At least 140 individuals have been killed by gunmen who attacked distant villages over two days in north-central Nigeria’s Plateau state, survivors and officers mentioned.
It was the newest of such mass killings this 12 months blamed on the west African nation’s farmer-herder disaster.
The assailants focused 17 communities throughout “senseless and unprovoked” assaults on Saturday and Sunday, throughout which most homes within the areas had been burned down, Plateau governor Caleb Mutfwang mentioned in a broadcast on the native Channels Television.
“As I am talking to you, in Mangu local government alone, we buried 15 people. As of this morning, in Bokkos, we are counting not less than 100 corpses. I am yet to take stock of (the deaths in) Barkin Ladi,” he mentioned.
“It has been a very terrifying Christmas for us here in Plateau.”
Amnesty International Nigeria’s workplace advised the Associated Press that it had confirmed 140 deaths within the Christian-dominated Bokkos and Barkin-Ladi native authorities areas of Plateau, primarily based on information compiled by employees on the bottom and from native officers, although locals feared a better demise toll with some individuals unaccounted for.
Some mentioned it took greater than 12 hours earlier than safety businesses responded to their name for assist, a declare the AP couldn’t independently confirm, however which echoes previous issues about gradual interventions in Nigeria’s safety disaster, which has killed lots of this 12 months, together with in Plateau.
“I called security but they never came. The ambush started at six in the evening but security reached our place by seven in the morning,” mentioned Sunday Dawum, a youth chief in Bokkos.
At least 27 individuals had been killed in his village, Mbom Mbaru, together with his brother, he mentioned.

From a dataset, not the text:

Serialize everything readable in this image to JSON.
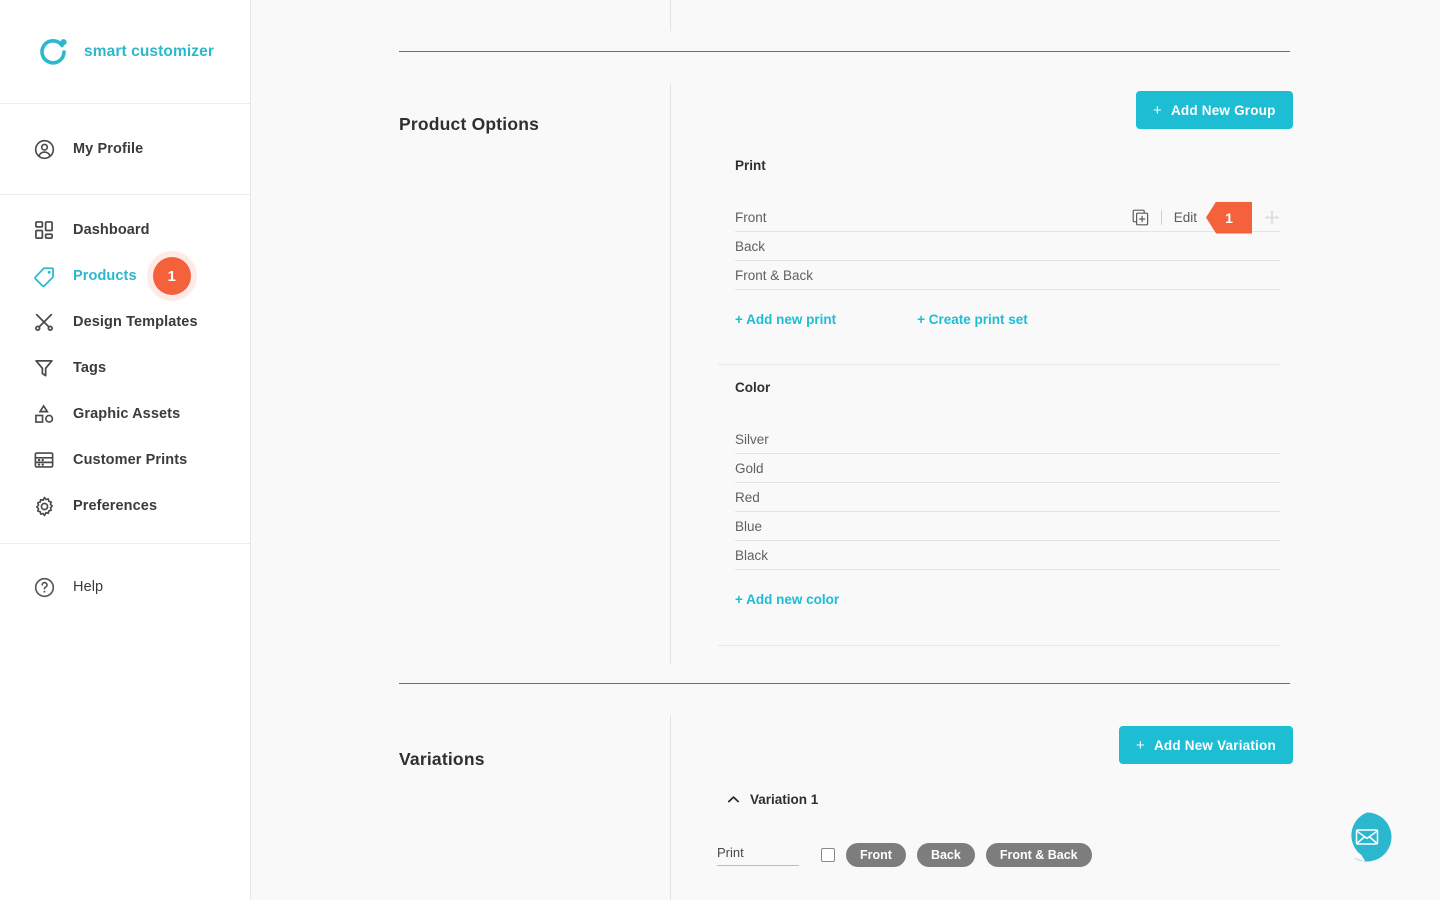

No group claimed the assaults although the blame fell on herders from the Fulani tribe, who’ve been accused of finishing up mass killings throughout the north west and central areas the place a decades-long battle over entry to land and water has worsened the sectarian division between Christians and Muslims in Africa’s most populous nation.
The Nigerian military mentioned it had begun “clearance operations” searching for the suspects, with the assistance of different safety businesses, though arrests are uncommon in such assaults.
“We will not rest until we bring all those culpable for these dastardly acts to book,” mentioned Abdullsalam Abubakar, who instructions the military’s particular intervention operation in Plateau and neighbouring states.
President Bola Tinubu, who was elected this 12 months after promising to assist deal with the safety challenges that his predecessor failed to handle, has but to make any public feedback concerning the newest assaults.
His authorities and others up to now haven’t taken any “tangible action” to guard lives and guarantee justice for victims within the conflict-hit northern area, Amnesty International Nigeria director Isa Sanusi advised the AP.
“Sometimes they claim to make arrests but there is no proof they have done so. The brazen failure of the authorities to protect the people of Nigeria is gradually becoming the norm,” he mentioned.